Page 269 - Give me leave. Here lies the water; good : here stands the man ; good : If the man go to this water, and drown himself, it is, will he, nill he, he goes; mark you that: but if the water come to him, and drown him, he drowns not himself: Argal, he, that is not guilty of his own death, shortens not his own life. 2 Clo. But is this law? 1 Clo. Ay, marry is't ; crowner's-quest law. 2 Clo. Will you ha
Page 233 - In the first place, it is necessary that all diseases be reduced to definite and certain species, and that, with the same care which we see exhibited by botanists in their phytologies ; since it happens, at present, that many diseases, although included in the same genus, mentioned with a common nomenclature, and resembling one another in several symptoms, are, notwithstanding, different in their natures, and require a different medical treatment.
Page 248 - Of having attended, during three winter and two summer sessions, the practice of surgery at a recognised hospital or hospitals in the United Kingdom.

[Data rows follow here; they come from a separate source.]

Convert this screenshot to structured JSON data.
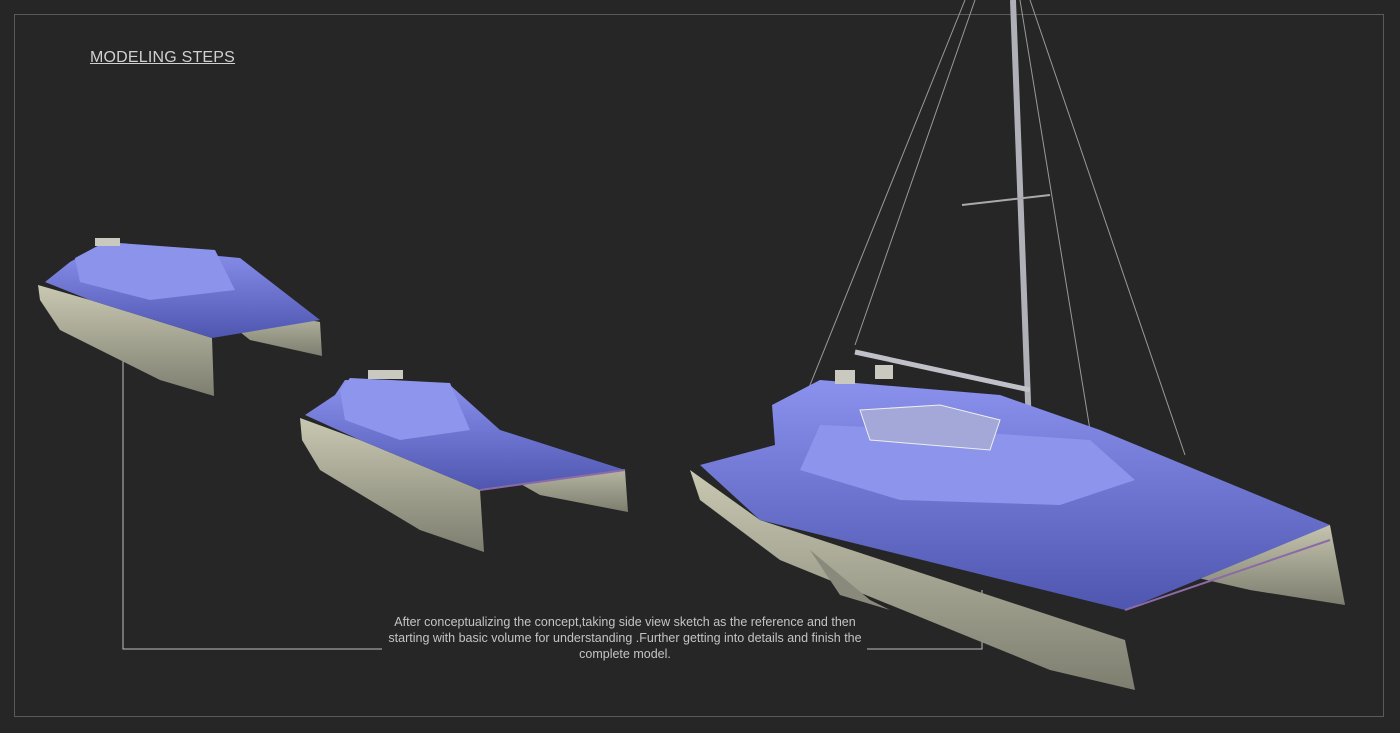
{
  "slide": {
    "title": "MODELING STEPS",
    "caption": "After conceptualizing the concept,taking side view sketch as the reference and then starting with basic volume for understanding .Further getting into details and finish the complete model."
  },
  "colors": {
    "background": "#262626",
    "deck": "#6a74d8",
    "hull": "#b8b8a4",
    "frame": "#5a5a5a"
  }
}
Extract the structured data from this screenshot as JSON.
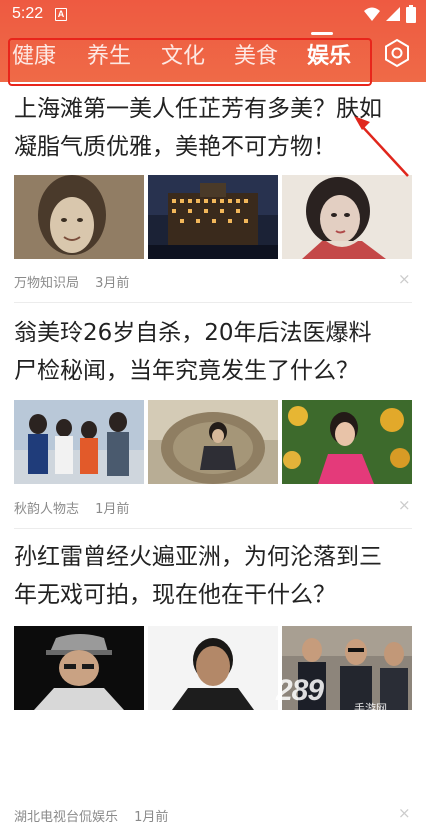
{
  "status_bar": {
    "time": "5:22",
    "app_badge": "A"
  },
  "tabs": [
    {
      "label": "健康"
    },
    {
      "label": "养生"
    },
    {
      "label": "文化"
    },
    {
      "label": "美食"
    },
    {
      "label": "娱乐"
    }
  ],
  "active_tab": "娱乐",
  "colors": {
    "header": "#ee5a41",
    "highlight": "#e8251b",
    "text": "#222222",
    "meta": "#8a8a8a"
  },
  "articles": [
    {
      "title_line1": "上海滩第一美人任芷芳有多美？肤如",
      "title_line2": "凝脂气质优雅，美艳不可方物！",
      "source": "万物知识局",
      "time": "3月前"
    },
    {
      "title_line1": "翁美玲26岁自杀，20年后法医爆料",
      "title_line2": "尸检秘闻，当年究竟发生了什么？",
      "source": "秋韵人物志",
      "time": "1月前"
    },
    {
      "title_line1": "孙红雷曾经火遍亚洲，为何沦落到三",
      "title_line2": "年无戏可拍，现在他在干什么？",
      "source": "湖北电视台侃娱乐",
      "time": "1月前"
    }
  ],
  "dismiss_glyph": "×",
  "watermark": {
    "main": "289",
    "sub": "手游网"
  }
}
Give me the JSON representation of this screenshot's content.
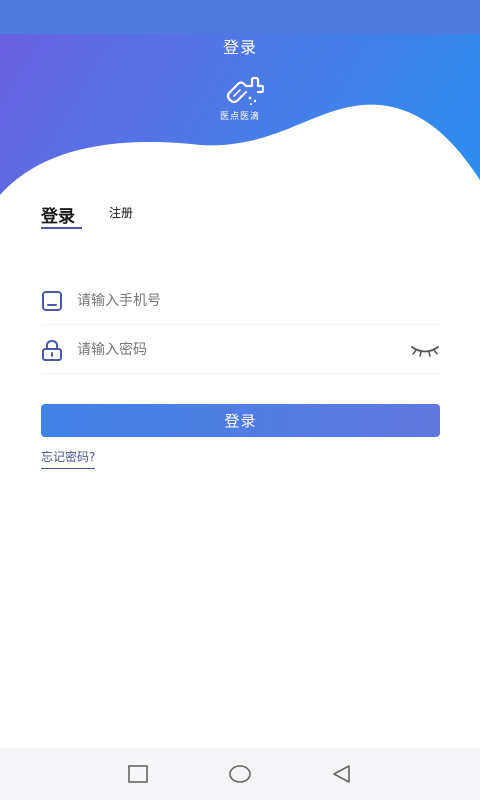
{
  "header": {
    "title": "登录",
    "logo_text": "医点医滴",
    "colors": {
      "gradient_start": "#6a5fe0",
      "gradient_end": "#2a8ff0"
    }
  },
  "tabs": [
    {
      "label": "登录",
      "active": true
    },
    {
      "label": "注册",
      "active": false
    }
  ],
  "form": {
    "phone": {
      "placeholder": "请输入手机号",
      "value": "",
      "icon": "tablet-icon"
    },
    "password": {
      "placeholder": "请输入密码",
      "value": "",
      "icon": "lock-icon",
      "toggle_icon": "eye-closed-icon"
    }
  },
  "actions": {
    "login_label": "登录",
    "forgot_label": "忘记密码?"
  },
  "nav": {
    "icons": [
      "square-recent-icon",
      "circle-home-icon",
      "triangle-back-icon"
    ]
  }
}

Page 21 - ... formed inside the instrument. Lastly, the author stated, that although many difficulties would have doubtless to be overcome before he could lay the result of his experiments within the body before the Society, still they would only be mechanical difficulties. The principle, which consisted in setting up mechanical action at the spot where it was wanted, whilst elsewhere a dilute neutral solution was present, left nothing further to be desired ; at least so far as the solution of uric and phosphatic...
Page 254 - ... vestibule and cochlea, are to be exposed by removing a small portion of the upper wall of each. Before reaching the vestibule, the superior semicircular canal will be cut through and removed; the membranous canal should be drawn out and inspected. As the cavities of the vestibule and cochlea are laid bare, it is desirable to see that the quantity of perilymph is natural, as well as its colour and consistence.
Page 229 - Eustachian tube in man are the tensor and levator palati, and it is by their action, during the process of deglutition, that the tubes are ordinarily opened. That the act of swallowing is the means whereby the Eustachian tubes are opened, is shown by some experiments, of which the following may be cited : — If the mouth and nose be closed during the act of swallowing the saliva, a sensation of fulness or distension arises from the air, which is slightly compressed in the fauces, passing into and...
Page 19 - ... twenty-five or thirty. An examination of the physical condition of the uterus in unmarried women, either with or without the speculum, I have always refused to make, even when requested to do so, unless pain, severe and almost constant, in the region of the uterus existed, leucorrhoea, or hemorrhage, which did not yield to treatment, and where the symptoms did not make me strongly suspect the presence of some displacement or organic disease.